Further, once the Magna system is installed in a vehicle, it can be recalibrated throughout its lifespan using over-the-air updates. This type of enhancement isn't a possibility in internal combustion engine vehicles as their equipment is not part of a connected mobility environment.

Magna EtelligentForce technology rendering
Magna's EtelligentForce battery electric four-wheel drive powertrain system for passenger trucks and light commercial vehicles. Magna

To exhibit the possibilities of the EtelligentForce system, Magna retrofitted it to a 2020 GMC Sierra HD 2500 AT4, stripping out the ICE components and inserting its all-electric eBeam rear axle and the eDS Mid+ front drive unit. The result is a truck that is just 50 pounds heavier than the model was with its original 6.6-liter V8 engine.

The now-electric truck maxes out at 547 horsepower and can move from zero to 60 miles per hour (mph) in 4.6 seconds, faster than most big or small SUVs on the market today.

When matched up against a comparable General Motors ICE truck in a drag race Magna hosted on privately owned proving grounds, the EtelligentForce truck pulled away heartily in the first 10 yards of the contest.

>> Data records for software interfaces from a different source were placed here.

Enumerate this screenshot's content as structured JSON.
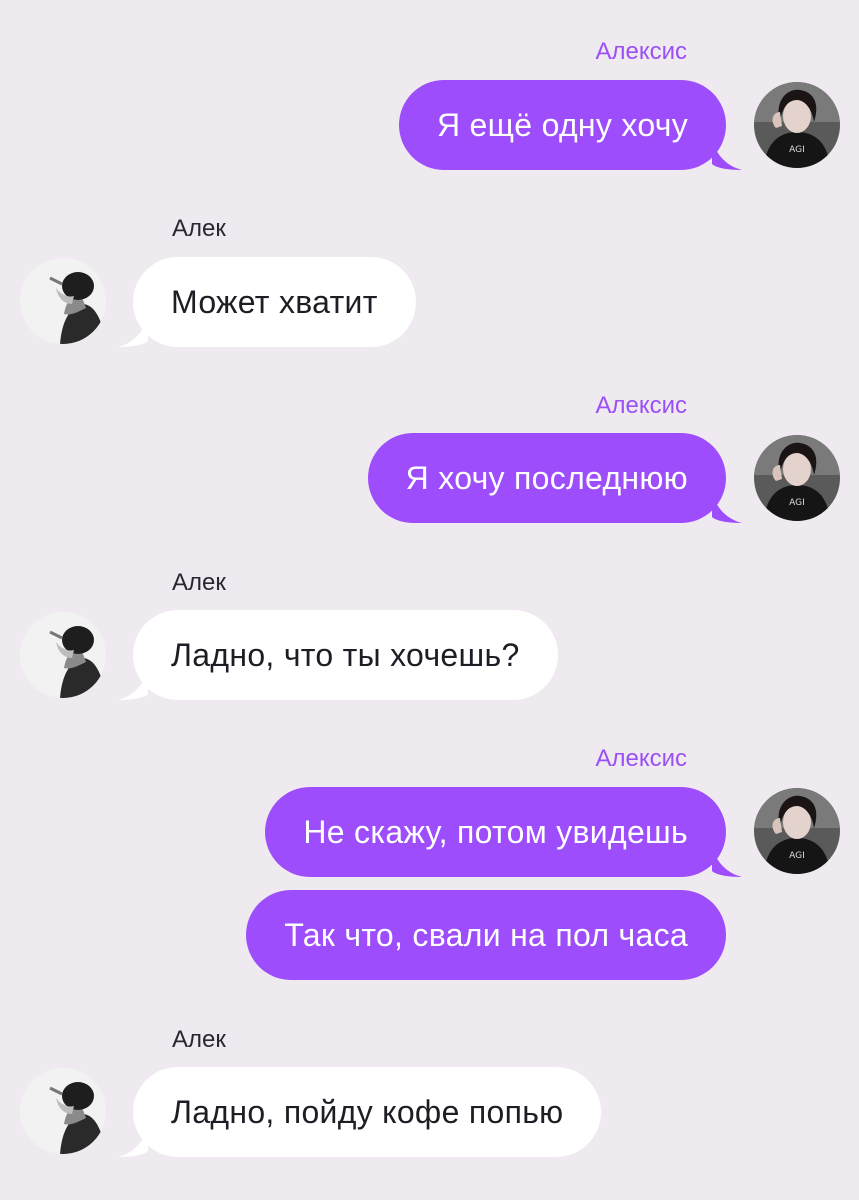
{
  "messages": [
    {
      "sender": "Алексис",
      "text": "Я ещё одну хочу"
    },
    {
      "sender": "Алек",
      "text": "Может хватит"
    },
    {
      "sender": "Алексис",
      "text": "Я хочу последнюю"
    },
    {
      "sender": "Алек",
      "text": "Ладно, что ты хочешь?"
    },
    {
      "sender": "Алексис",
      "text": "Не скажу, потом увидешь"
    },
    {
      "sender": "Алексис",
      "text": "Так что, свали на пол часа"
    },
    {
      "sender": "Алек",
      "text": "Ладно, пойду кофе попью"
    }
  ],
  "colors": {
    "background": "#efeaf0",
    "outgoing_bubble": "#9d4dfb",
    "outgoing_name": "#9b50f5",
    "incoming_bubble": "#ffffff",
    "incoming_name": "#2a2733"
  }
}
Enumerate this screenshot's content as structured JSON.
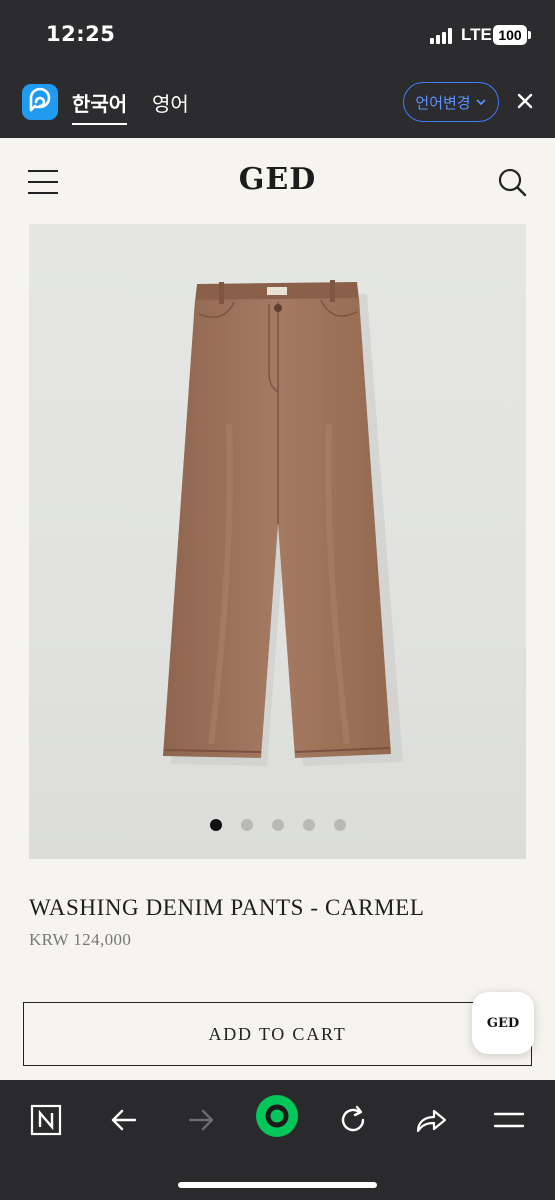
{
  "status_bar": {
    "time": "12:25",
    "network": "LTE",
    "battery": "100"
  },
  "translate_bar": {
    "tab_active": "한국어",
    "tab_other": "영어",
    "change_language": "언어변경"
  },
  "site": {
    "logo": "GED"
  },
  "product": {
    "title": "WASHING DENIM PANTS - CARMEL",
    "price": "KRW 124,000",
    "add_to_cart": "ADD TO CART",
    "image_count": 5,
    "active_image": 1
  },
  "floating_badge": {
    "label": "GED"
  },
  "colors": {
    "chrome_dark": "#2c2c2e",
    "accent_blue": "#3d7dff",
    "page_bg": "#f6f4ef",
    "naver_green": "#03c75a",
    "pants_brown": "#9a6f58"
  },
  "browser_toolbar": {
    "icons": [
      "naver-n-icon",
      "back-arrow-icon",
      "forward-arrow-icon",
      "naver-green-dot-icon",
      "reload-icon",
      "share-icon",
      "menu-icon"
    ]
  }
}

Dynamics are impressive as well, leaning heavily on the centralized weight of the truck's battery pack, the truck is easy to handle when pushed to its limits on a snow field and is able to work hand-in-hand with existing stability control technology to keep the truck shiny side up.

The biggest challenge facing electric trucks and commercial vehicles isn't power, but range and charging capability. Magna's technology includes the ability to choose from 400- and 800-volt inverter variants.

Utilizing 800-volt technology allows vehicles to be charged far more rapidly than most powertrains today, when hooked up to an appropriately powerful charger.

The Porsche Taycan, Hyundai Ioniq 5 and Kia EV6 are on sale now with 800-volt architecture.

Future implementation of the powertrain in a production model vehicle has not yet confirmed. However, the company has a close working relationship with Stellantis and the Ram 1500 EV is expected to come to market soon. It will join the Rivian R1T, Ford F-150 Lightning and Chevrolet Silverado EV in the increasingly well-populated full-size truck segment.